And he didn’t say, sail out a way to get away from everyone. He said go across to the other side. He had a destination in mind. But on the other side was “them.” Jesus was heading to non-Jews. He was leaving the land of people like him and venturing off among strangers. Go to the other side is almost a threatening kind of statement to them and to us. We don’t like going to the other side - whether it is the other side of town or the other side of the tracks, or - for politicians - the other side of the aisle. The other side is where foreigners dwell, the ones we don’t know and don’t like if we were to admit it. The other side is where the habits are strange and the behaviors are worse. The other side is where the folks we stare at, and shake our heads and tsk under our breath. Let’s go across to the other side. And off they go.

OK? One verse down! Then it says they gathered up and took off. But that Jesus went “just as he was.” What does that mean? To be honest, I don’t know. But Mark who is so sparing with words wouldn’t include something just as a throwaway. So, there is something here, some clue, some foreshadowing. Jesus is always showing us how to live, how to be. That was his main purpose in spending time among us. He got frustrated when we focused all our attention on the spectacular, the miracles and the healings. He wanted us to see something else, something deeper, more significant. And perhaps his statements at the end of the passage - to jump ahead for a moment - came about for the same reason. He was upset that those closest to him were missing something vital, some clue about life. And maybe that clue is revealed in the statement that Jesus went “just as he was.”
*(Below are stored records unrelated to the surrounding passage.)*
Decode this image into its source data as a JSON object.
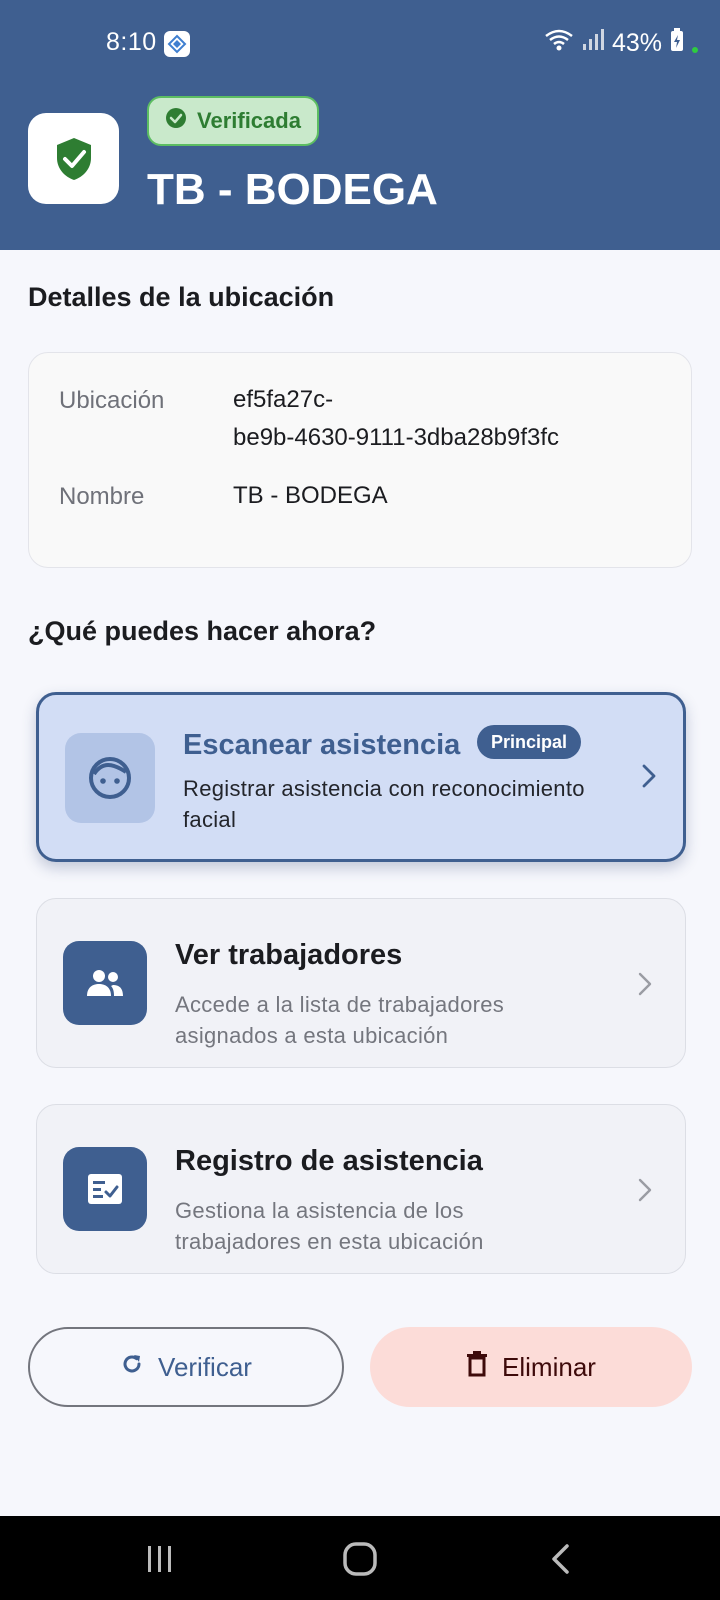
{
  "status_bar": {
    "time": "8:10",
    "battery": "43%",
    "icons": [
      "app-notification-icon",
      "wifi-icon",
      "signal-icon",
      "battery-charging-icon"
    ]
  },
  "header": {
    "badge_label": "Verificada",
    "title": "TB - BODEGA",
    "shield_icon": "shield-check-icon"
  },
  "details": {
    "section_title": "Detalles de la ubicación",
    "rows": [
      {
        "label": "Ubicación",
        "value_line1": "ef5fa27c-",
        "value_line2": "be9b-4630-9111-3dba28b9f3fc"
      },
      {
        "label": "Nombre",
        "value": "TB - BODEGA"
      }
    ]
  },
  "actions": {
    "section_title": "¿Qué puedes hacer ahora?",
    "items": [
      {
        "title": "Escanear asistencia",
        "badge": "Principal",
        "description": "Registrar asistencia con reconocimiento facial",
        "icon": "face-icon"
      },
      {
        "title": "Ver trabajadores",
        "description": "Accede a la lista de trabajadores asignados a esta ubicación",
        "icon": "people-icon"
      },
      {
        "title": "Registro de asistencia",
        "description": "Gestiona la asistencia de los trabajadores en esta ubicación",
        "icon": "checklist-icon"
      }
    ]
  },
  "buttons": {
    "verify": "Verificar",
    "delete": "Eliminar"
  },
  "colors": {
    "primary": "#3f5f90",
    "success": "#2e7d32",
    "danger_bg": "#fcdcd8"
  }
}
Maybe the invitation is to live within ourselves. To be centered in who and what we are and to be satisfied with that. Maybe our security in the end comes not from something or someone or some condition outside, but maybe it comes from within. Maybe his rebuke to them was not that they were afraid to die, but that their fear was translated as “Don’t you care that we are about to die?” It was their misunderstanding about the gift of faith that bothered him. Don’t you care? Because if you cared you would do what we want when we want it.

Here’s my point - since the end of the page is looming and Maddie says I write too much anyway - storms follow us wherever. The promise of the Christian life is not for constant sunny skies and clear forecasts. Storms will come, you can count on it. The question is what will you do in the midst of the storm. When you live your life, fulfill your obligations, make something of yourself, even when you set out to retreat and be built up for the tasks ahead, storms will come. Faith is not a ticket out of the storm. Sometimes it feels as though we live from one storm to the next. But the question remains, what will you do in the midst of the storm? Or maybe better, who will you be in the midst of the storm?

Commentators will tell you that Mark’s proclamation here is a reminder that Jesus is stronger than the storms. And if Paul is right, that it is “no longer I who live, but Christ who lives within me” then there is no storm that can make me less than I am in Christ. Which means that in spite of the fear and the sometimes panicked activity in the midst of the storm, I can find a place of calm. I can be, like Christ, just as I am. Even in the storm.